(Practical advice on how to powder the hair for a Poudré ball or costume.)
With regard to Powdering, it is best, if possible, not to have recourse to a wig, they are heavy and unbecoming. It is far better to powder the hair itself, using violet powder, and plenty of pomatum before applying it; but it entails a great deal of trouble in subsequently removing the powder. The head may be covered with a thick soap lather. The powder is applied thus: A puff well-filled is held above the head, jerking the elbow with the other hand. The process should be repeated over and over again, and it is incredible the amount of powder that ought to be used to produce a satisfactory result. An easy mode of dressing the hair for powder is to part it across the head from ar to ear, turning the front over a high cushion, making the back into a long loose chignon, with a few marteaux or rolled curls behind the cushion. Sometimes the roll in front is replaced by a series of marteaux placed diagonally. Sometimes the centre-piece only is rolled over the cushion, with marteaux at the sides. Sometimes the back has four marteaux on either side, put diagonally, with others behind the ear, or a bunch of loose curls fall at the back. All this may be made easier by having false marteaux and curls which have a far better effect than a wig. It is, however, very much the fashion to powder the hair as it is worn now, viz., with curls in front and a coil at the back, a style which accords well with the dress worn when powder was a fashion.

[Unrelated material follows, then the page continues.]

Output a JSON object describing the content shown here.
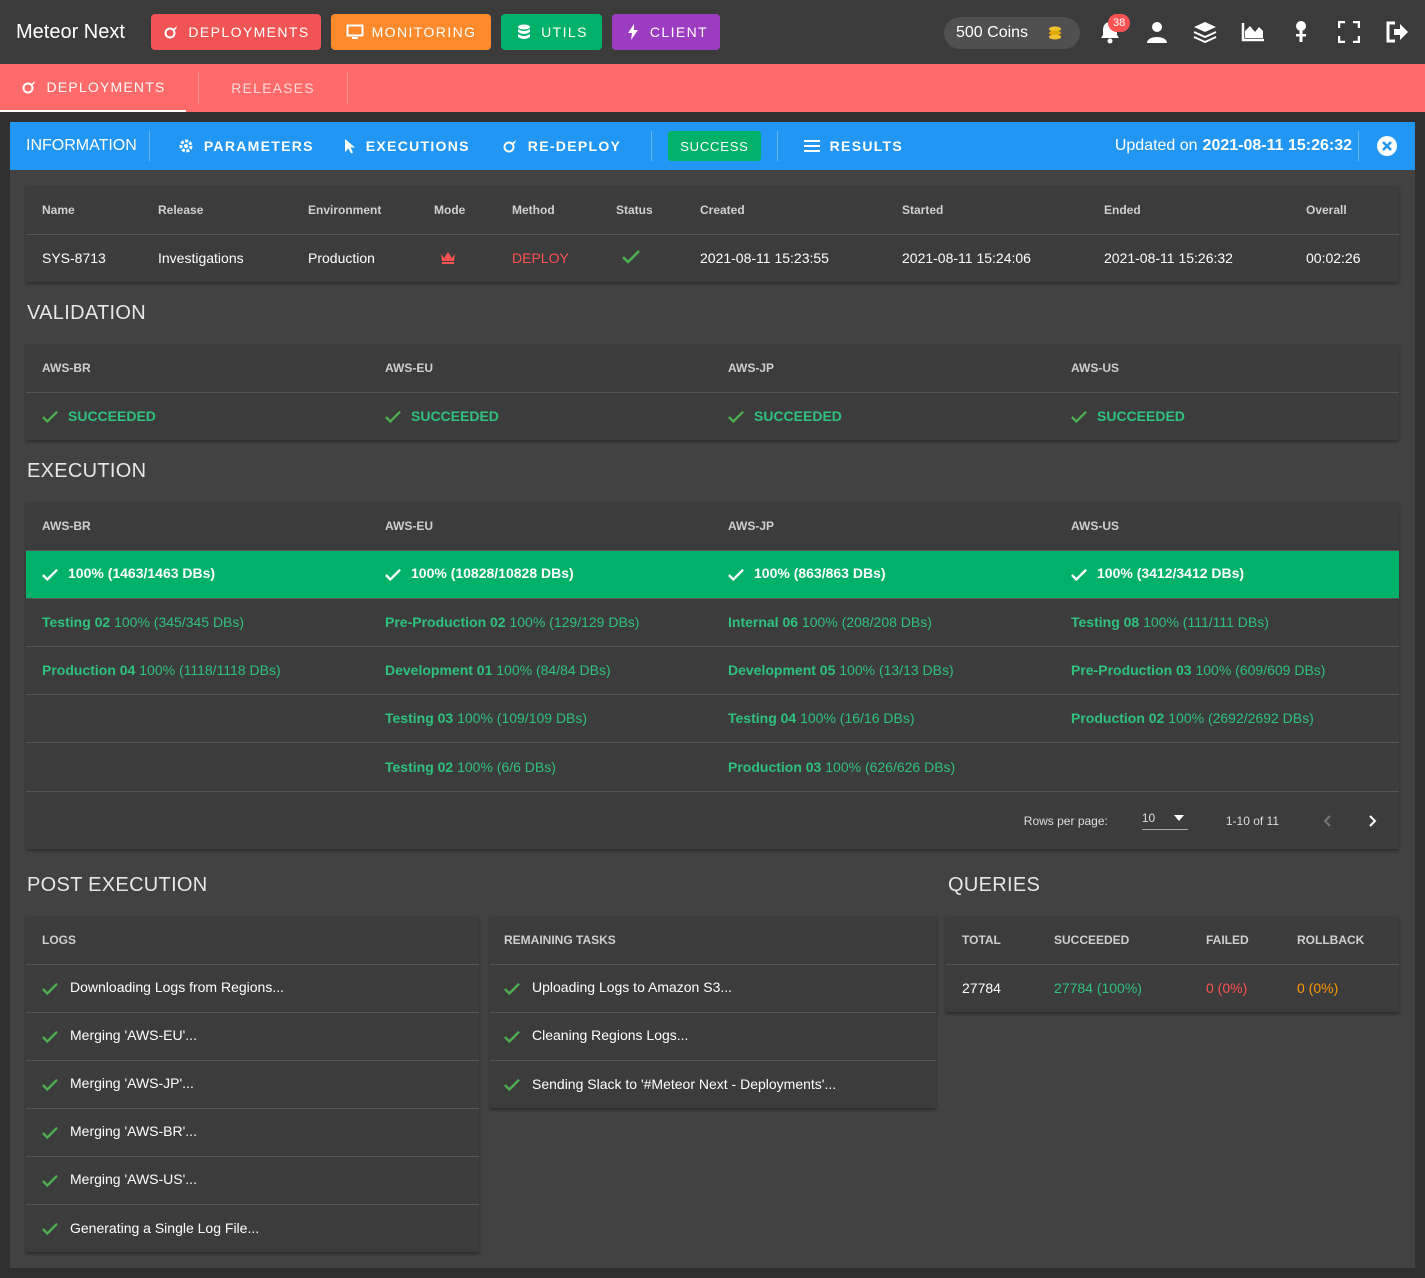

Sources (identical language in both):
Holt, Ardern. Fancy Dresses Described, 2nd Edition, Illustrated. London: Debenham & Freebody, 1880.
Holt, Ardern. Fancy Dresses Described, 5th Edition. London: Debenham & Freebody, 1887.